Juvenile Rheumatoid Arthritis
Anna-Florence struggled with JRA for more than a year before it was correctly diagnosed. She would get a headache that would literally change her facial appearance. At times the pain was so bad she could not walk or lift herself out of bed. After extensive testing and imaging she was placed on intravenous medications to help control the pain and prevent permanent damage. By this time Anna-Florence had already missed more than 80 days of school that year and now, because of the toll walking to class takes, she is home schooled.
Anna-Florence is on weekly injections as well as oral medication to help control her JRA. She also uses a heating pad and "arthritis bear" - a teddy bear that was provided by the Arthritis Foundation and can be heated and placed on painful joints. Her other regimens include water therapy, physical therapy, yoga and of course, the companionship of her little dog, Max.

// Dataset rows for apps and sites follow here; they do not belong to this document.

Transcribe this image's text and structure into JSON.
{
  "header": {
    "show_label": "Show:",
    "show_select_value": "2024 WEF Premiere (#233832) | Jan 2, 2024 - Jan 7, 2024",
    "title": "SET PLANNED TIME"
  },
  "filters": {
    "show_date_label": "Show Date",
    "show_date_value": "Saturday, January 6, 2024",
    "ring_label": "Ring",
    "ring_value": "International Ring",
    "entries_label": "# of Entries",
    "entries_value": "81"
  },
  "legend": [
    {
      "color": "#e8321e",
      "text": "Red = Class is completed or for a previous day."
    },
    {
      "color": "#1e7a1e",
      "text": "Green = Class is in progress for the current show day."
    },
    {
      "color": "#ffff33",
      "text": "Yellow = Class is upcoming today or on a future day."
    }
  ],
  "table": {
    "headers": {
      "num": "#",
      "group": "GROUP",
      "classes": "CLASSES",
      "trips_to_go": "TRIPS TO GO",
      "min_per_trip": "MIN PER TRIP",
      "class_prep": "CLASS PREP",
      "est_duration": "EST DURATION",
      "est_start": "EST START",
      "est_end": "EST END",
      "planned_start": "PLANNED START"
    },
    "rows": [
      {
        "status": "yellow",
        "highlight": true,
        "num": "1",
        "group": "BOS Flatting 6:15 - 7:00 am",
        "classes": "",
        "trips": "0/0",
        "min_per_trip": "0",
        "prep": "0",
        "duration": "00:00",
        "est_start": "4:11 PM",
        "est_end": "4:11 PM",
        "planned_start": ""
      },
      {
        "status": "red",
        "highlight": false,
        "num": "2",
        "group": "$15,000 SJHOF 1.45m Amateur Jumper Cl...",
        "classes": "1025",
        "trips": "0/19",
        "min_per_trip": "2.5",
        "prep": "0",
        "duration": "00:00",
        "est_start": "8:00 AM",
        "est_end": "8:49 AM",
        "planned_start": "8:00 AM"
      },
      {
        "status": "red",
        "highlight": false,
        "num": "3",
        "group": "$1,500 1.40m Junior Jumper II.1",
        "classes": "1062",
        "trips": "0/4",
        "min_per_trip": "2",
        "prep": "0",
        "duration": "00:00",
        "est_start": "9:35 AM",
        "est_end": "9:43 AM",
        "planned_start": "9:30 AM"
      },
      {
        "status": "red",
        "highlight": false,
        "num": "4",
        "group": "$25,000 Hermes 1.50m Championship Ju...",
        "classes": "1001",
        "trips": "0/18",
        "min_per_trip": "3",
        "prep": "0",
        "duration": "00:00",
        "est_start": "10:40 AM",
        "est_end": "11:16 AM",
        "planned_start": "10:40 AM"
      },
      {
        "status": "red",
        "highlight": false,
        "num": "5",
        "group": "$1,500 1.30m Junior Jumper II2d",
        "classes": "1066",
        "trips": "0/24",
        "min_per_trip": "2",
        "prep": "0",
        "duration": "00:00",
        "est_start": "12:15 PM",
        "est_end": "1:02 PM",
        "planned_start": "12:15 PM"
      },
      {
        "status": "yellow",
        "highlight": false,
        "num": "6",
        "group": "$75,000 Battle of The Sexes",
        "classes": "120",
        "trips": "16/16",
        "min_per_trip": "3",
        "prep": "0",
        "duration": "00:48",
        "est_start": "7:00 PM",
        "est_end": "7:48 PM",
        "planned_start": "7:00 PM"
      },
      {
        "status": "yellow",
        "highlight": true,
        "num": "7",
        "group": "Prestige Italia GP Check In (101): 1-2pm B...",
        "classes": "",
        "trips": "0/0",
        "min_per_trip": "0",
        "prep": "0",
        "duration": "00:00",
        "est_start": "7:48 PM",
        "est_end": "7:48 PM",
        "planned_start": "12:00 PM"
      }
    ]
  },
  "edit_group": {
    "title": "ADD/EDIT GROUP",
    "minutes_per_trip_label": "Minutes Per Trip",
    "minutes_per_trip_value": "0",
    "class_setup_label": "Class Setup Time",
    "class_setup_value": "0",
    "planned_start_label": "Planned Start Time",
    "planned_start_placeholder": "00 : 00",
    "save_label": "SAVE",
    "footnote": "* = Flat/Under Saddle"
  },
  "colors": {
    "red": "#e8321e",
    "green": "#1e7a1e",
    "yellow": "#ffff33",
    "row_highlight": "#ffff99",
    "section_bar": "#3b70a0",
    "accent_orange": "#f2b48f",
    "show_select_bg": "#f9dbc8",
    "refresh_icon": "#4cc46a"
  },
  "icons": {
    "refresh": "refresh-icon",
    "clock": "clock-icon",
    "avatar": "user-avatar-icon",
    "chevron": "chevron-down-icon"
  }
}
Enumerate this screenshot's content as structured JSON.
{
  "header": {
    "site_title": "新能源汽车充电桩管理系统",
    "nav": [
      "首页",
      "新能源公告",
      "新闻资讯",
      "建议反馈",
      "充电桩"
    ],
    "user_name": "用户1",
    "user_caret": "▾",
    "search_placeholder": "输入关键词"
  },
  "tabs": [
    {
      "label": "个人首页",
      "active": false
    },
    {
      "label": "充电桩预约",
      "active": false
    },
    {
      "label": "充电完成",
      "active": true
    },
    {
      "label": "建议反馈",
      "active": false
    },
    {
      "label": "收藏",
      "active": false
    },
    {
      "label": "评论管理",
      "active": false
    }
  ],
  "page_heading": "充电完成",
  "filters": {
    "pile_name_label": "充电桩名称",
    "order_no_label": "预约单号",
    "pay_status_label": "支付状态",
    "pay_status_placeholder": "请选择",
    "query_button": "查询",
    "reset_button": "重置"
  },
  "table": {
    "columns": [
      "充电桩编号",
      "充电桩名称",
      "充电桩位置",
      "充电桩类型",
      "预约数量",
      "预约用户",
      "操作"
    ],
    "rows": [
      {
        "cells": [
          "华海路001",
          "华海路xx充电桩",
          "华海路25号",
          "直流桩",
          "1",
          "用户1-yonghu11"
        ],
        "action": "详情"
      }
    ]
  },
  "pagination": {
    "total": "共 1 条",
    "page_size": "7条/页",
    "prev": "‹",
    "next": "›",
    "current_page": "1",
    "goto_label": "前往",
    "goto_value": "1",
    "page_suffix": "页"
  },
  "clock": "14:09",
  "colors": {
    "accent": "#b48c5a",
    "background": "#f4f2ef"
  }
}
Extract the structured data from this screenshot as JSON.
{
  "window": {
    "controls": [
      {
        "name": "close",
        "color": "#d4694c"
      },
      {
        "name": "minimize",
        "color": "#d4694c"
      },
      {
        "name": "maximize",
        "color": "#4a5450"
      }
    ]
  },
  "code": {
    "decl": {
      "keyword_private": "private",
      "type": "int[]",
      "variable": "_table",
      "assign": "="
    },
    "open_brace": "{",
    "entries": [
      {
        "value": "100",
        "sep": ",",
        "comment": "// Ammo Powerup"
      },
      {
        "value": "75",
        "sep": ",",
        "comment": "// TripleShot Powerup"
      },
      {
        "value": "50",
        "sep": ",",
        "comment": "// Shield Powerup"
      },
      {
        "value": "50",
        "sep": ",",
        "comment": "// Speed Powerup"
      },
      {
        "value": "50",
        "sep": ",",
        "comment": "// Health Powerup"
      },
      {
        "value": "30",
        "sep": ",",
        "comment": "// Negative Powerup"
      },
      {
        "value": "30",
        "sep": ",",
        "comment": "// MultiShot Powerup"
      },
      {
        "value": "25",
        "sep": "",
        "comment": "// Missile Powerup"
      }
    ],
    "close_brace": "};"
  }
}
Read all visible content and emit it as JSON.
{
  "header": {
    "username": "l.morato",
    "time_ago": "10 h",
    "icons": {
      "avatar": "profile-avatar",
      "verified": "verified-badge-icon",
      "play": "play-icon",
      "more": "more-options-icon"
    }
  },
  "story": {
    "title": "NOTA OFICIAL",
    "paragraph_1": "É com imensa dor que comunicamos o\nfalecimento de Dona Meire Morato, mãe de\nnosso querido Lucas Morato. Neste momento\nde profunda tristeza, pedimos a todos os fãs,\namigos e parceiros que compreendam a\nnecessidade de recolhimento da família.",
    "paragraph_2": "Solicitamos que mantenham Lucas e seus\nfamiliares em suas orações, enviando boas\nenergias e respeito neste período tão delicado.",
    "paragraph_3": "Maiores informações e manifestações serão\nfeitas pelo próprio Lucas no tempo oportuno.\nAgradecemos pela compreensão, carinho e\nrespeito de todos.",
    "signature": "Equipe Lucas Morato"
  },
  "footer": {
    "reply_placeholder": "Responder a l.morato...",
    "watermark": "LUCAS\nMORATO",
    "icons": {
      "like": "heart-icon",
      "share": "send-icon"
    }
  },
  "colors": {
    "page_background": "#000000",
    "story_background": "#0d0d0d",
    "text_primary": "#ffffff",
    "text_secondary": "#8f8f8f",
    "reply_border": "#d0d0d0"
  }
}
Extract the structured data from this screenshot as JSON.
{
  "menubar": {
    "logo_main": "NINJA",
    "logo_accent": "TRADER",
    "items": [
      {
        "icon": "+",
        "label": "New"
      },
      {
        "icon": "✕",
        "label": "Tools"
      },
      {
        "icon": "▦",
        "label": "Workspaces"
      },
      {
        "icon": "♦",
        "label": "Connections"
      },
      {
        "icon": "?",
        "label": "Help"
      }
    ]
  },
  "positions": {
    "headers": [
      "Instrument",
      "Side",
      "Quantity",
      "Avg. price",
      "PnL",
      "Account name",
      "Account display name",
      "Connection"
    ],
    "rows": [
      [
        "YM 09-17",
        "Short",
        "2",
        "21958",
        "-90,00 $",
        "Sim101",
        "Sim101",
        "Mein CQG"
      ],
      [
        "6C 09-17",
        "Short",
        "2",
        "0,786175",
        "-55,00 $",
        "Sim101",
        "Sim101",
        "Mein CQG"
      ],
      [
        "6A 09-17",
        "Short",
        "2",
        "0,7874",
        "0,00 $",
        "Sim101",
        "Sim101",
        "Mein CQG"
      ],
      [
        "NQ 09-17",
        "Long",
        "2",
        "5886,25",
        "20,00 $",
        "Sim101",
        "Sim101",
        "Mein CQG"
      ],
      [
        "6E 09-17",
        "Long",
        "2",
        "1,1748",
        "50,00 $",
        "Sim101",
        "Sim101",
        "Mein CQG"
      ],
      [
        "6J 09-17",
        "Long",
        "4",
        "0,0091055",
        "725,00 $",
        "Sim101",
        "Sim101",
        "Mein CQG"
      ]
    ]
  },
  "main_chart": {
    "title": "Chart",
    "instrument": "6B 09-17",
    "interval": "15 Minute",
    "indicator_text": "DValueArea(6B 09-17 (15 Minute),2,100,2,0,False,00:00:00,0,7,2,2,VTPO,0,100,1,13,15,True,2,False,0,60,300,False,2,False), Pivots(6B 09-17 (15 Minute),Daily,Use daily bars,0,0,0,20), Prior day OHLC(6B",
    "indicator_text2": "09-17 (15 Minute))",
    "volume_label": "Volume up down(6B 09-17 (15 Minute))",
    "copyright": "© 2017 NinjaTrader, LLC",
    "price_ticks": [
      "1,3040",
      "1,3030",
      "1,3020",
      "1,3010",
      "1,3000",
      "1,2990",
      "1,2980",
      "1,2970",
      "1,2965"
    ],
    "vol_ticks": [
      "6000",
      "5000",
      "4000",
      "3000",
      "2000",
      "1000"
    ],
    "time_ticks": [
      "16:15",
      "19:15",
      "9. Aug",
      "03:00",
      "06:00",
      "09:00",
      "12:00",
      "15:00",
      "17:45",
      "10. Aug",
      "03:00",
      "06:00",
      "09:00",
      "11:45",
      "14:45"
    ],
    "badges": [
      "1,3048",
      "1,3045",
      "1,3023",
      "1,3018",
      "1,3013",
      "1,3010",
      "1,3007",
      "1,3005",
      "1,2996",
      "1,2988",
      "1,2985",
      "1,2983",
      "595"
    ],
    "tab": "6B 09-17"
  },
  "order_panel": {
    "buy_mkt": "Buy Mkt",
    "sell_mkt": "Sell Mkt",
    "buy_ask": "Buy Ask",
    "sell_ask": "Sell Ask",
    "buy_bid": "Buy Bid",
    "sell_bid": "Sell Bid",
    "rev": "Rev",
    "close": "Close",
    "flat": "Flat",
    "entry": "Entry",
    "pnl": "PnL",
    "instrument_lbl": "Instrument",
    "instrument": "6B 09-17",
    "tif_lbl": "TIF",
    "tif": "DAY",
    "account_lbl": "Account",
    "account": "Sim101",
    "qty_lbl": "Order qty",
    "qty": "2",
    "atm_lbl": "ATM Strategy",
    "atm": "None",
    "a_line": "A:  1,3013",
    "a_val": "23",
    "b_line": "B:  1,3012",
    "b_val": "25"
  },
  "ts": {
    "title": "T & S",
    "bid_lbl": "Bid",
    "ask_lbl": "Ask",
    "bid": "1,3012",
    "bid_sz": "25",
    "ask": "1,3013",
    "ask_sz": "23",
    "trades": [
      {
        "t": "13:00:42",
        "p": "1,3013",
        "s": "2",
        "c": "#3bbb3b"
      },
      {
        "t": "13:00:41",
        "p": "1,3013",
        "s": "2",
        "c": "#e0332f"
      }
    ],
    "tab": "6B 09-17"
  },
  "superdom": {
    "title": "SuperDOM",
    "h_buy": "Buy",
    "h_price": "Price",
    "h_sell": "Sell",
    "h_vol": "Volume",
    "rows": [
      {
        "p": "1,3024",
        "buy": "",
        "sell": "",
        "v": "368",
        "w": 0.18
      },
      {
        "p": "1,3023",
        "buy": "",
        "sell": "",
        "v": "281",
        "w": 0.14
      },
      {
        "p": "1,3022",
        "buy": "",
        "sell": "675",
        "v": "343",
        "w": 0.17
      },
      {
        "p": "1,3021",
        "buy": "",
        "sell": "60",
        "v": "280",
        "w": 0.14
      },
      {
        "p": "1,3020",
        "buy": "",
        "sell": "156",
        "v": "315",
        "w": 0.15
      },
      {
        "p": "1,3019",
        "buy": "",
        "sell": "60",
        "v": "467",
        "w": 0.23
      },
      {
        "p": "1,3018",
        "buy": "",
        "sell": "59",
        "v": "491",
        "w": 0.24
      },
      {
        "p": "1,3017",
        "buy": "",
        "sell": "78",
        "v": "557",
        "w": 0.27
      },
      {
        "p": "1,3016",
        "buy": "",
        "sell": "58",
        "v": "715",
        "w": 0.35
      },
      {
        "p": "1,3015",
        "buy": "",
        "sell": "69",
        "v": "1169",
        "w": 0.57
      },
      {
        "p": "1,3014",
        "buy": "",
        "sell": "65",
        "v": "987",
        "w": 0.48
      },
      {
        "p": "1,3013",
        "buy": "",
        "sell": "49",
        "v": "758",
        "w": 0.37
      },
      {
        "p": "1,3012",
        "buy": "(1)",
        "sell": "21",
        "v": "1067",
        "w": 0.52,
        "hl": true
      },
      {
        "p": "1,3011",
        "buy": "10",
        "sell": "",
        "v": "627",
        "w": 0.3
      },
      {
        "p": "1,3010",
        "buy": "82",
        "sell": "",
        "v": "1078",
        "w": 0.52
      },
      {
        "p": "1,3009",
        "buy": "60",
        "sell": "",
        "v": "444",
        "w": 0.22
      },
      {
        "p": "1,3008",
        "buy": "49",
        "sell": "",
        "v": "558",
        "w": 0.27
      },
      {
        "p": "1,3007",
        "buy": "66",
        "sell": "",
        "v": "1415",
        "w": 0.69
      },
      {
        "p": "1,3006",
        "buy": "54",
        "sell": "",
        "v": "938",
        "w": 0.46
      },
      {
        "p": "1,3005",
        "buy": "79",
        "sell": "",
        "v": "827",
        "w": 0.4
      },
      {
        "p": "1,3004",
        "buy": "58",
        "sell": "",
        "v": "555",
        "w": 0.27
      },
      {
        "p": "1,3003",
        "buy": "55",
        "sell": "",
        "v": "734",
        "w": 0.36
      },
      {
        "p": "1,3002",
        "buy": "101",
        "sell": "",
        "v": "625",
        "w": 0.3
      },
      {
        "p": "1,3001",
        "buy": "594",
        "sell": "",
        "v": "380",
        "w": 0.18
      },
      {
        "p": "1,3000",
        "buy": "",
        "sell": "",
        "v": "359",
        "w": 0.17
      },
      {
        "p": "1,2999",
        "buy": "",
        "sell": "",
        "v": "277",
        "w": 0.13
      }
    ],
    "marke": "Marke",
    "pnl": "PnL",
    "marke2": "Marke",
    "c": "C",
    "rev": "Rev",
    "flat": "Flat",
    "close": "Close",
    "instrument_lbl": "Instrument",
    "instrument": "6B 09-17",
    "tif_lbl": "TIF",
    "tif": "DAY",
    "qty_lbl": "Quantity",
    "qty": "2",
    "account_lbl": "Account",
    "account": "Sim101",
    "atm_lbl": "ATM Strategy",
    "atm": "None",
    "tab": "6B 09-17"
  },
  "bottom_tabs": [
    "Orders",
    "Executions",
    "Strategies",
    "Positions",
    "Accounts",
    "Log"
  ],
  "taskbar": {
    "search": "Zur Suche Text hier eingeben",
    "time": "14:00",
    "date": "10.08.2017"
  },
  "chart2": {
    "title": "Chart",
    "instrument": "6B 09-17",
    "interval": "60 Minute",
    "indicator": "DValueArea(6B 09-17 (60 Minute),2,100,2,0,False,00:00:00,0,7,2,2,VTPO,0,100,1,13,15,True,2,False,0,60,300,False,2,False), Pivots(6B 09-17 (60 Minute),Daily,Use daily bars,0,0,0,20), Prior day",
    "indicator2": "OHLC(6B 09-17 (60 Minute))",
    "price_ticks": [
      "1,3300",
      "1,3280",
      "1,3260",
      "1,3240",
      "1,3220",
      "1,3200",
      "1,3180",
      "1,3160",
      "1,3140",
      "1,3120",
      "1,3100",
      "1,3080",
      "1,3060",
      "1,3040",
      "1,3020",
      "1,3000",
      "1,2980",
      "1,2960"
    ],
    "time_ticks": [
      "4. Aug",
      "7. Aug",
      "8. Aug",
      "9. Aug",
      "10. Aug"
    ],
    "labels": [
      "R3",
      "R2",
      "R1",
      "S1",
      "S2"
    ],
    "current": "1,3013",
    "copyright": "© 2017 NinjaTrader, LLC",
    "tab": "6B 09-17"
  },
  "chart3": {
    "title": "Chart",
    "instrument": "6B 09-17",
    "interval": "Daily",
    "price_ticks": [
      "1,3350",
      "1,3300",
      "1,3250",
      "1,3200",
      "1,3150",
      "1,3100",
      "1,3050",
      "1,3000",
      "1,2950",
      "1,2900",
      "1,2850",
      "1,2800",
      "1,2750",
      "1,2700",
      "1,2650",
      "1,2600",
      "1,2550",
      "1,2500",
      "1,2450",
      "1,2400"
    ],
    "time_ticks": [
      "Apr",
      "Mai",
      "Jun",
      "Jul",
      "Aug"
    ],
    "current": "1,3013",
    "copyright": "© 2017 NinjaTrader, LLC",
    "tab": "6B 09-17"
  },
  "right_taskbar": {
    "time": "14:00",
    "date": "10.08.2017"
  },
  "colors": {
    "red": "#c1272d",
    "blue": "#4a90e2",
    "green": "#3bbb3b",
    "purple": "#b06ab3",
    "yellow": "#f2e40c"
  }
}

"Kids with JRA might look pretty normal on the outside," said Anna-Florence. "Because of this, people do not know the silent struggle you have. They can't see the pain or frustration and may not be so understanding."
Camp MASH is a place where Anna-Florence has found friendship and refuge. Designed for children with arthritis and other rheumatic diseases, this camp provides the opportunity to build self esteem and confidence while meeting and building lifelong relationships with other kids.
Like most kids who have arthritis, Anna-Florence is a warrior and champion. Her veins are blown and scarred from many blood draws and IVs. She is so accustomed to a multitude of tests that she now naps through MRI tests and knows that a CAT scan takes the shortest amount of time. Yet through it all, she pushes herself beyond limits more than most people will ever know.